As data breaches have become more common, access to personal data in online shopping is often a top concern. Some U.S. merchants conducting global e-commerce worry; are these payments safe, and how do I reach global consumers?  However, with the rise of digital and mobile payments, much of this risk can be averted through safer LPMs like e-wallets that don’t give merchants access to a consumer’s full bank account. Global smartphone penetration is 53 percent, and this figure rises in major Asian and Western European markets.

Fact: E-commerce is perfectly safe when merchants offer various local payment methods to further protect global consumer information online.

The use of bank transfers as online payment is increasing globally (e.g., 49 percent of e-commerce transactions in Germany are facilitated this way. Bank transfers are the process of moving money directly from a consumers’ bank account to a merchant. This is performed via redirect during checkout either through a real-time or offline transfer process. Payments like these are seamless for global consumers and keep consumer data out of harm’s way from savvy hackers.  By using your bank login details and the redirect for the payment method, consumers’ personal account information is not directly shared with the merchant, further reducing the risk of the payment, This enhanced consumer experience is vital as 14 percent of consumers will abandon a purchase if they can’t find their top payment method. Further, 23 percent will abandon if they don’t trust payment security and 15 percent will abandon if they find paying too tricky.

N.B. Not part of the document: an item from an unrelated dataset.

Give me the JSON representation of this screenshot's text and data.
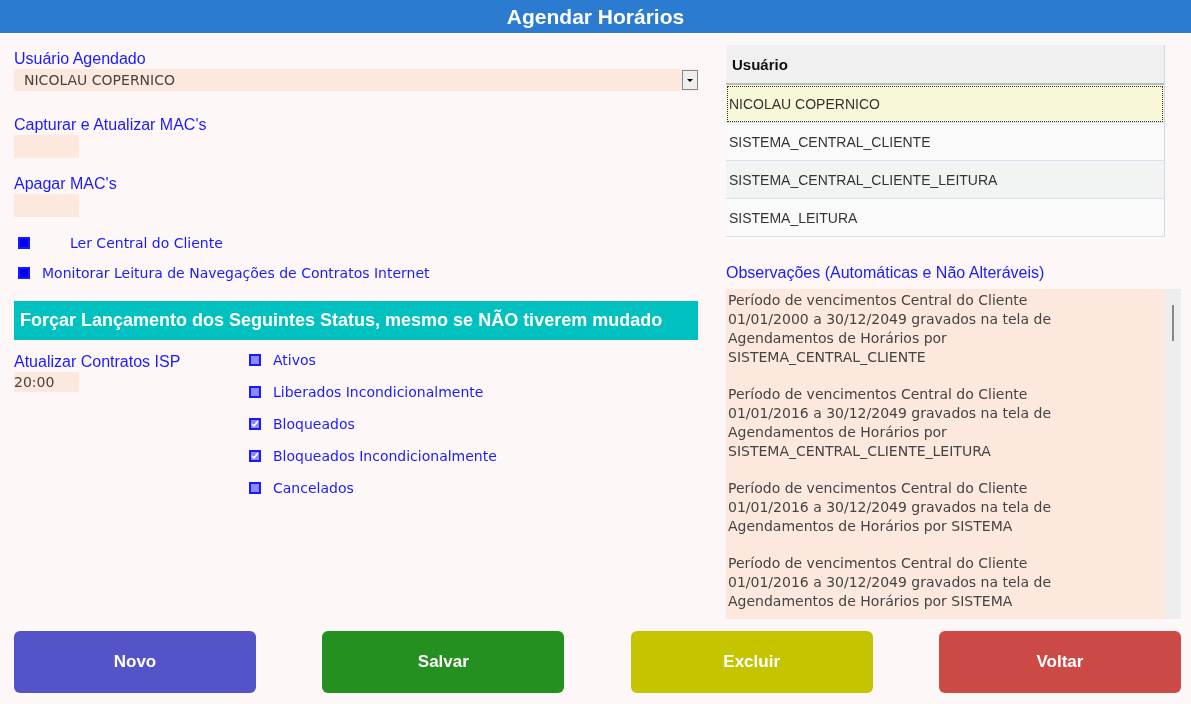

Myth 3: Cashless payments increase a consumer’s chance of fraud.

Digital payments are on the rise, yet many merchants believe these cash and cardless payments are unsafe. They prefer to offer traditional card and cash payments, but this may no longer be the most secure payment option.

Fact: Many cashless payments like e-wallets can actually reduce the chances of fraud.

E-wallets are registered online money accounts that can be loaded and used for payments. They can also serve as a database to store various payment method information, eliminating the need to carry physical payment cards or personal data in various locations. E-wallets offer two-step authentication and encryption, further securing consumer’s personal information. These digital payments are becoming increasingly favored over traditional payments. For example, cash only makes up six percent of online transactions in France.

LPMs offer U.S. merchants the tools to expand their business outside of US borders. E-wallets and bank transfers are great ways to reduce the risk of fraud while making payments easier for global consumers. Around the world, consumers want to feel safe when they shop and are looking for a seamless experience. LPMs check both of the boxes as they present the safety and ease that many card-based payments cannot.

Previous-Article-CNPNext-Article-CNP

This Is the second in a two-part series exploring myths vs. facts in cross-border e-commerce. Read part 1 here.

 

New call-to-action

  • Share this Article:
Steve Villegas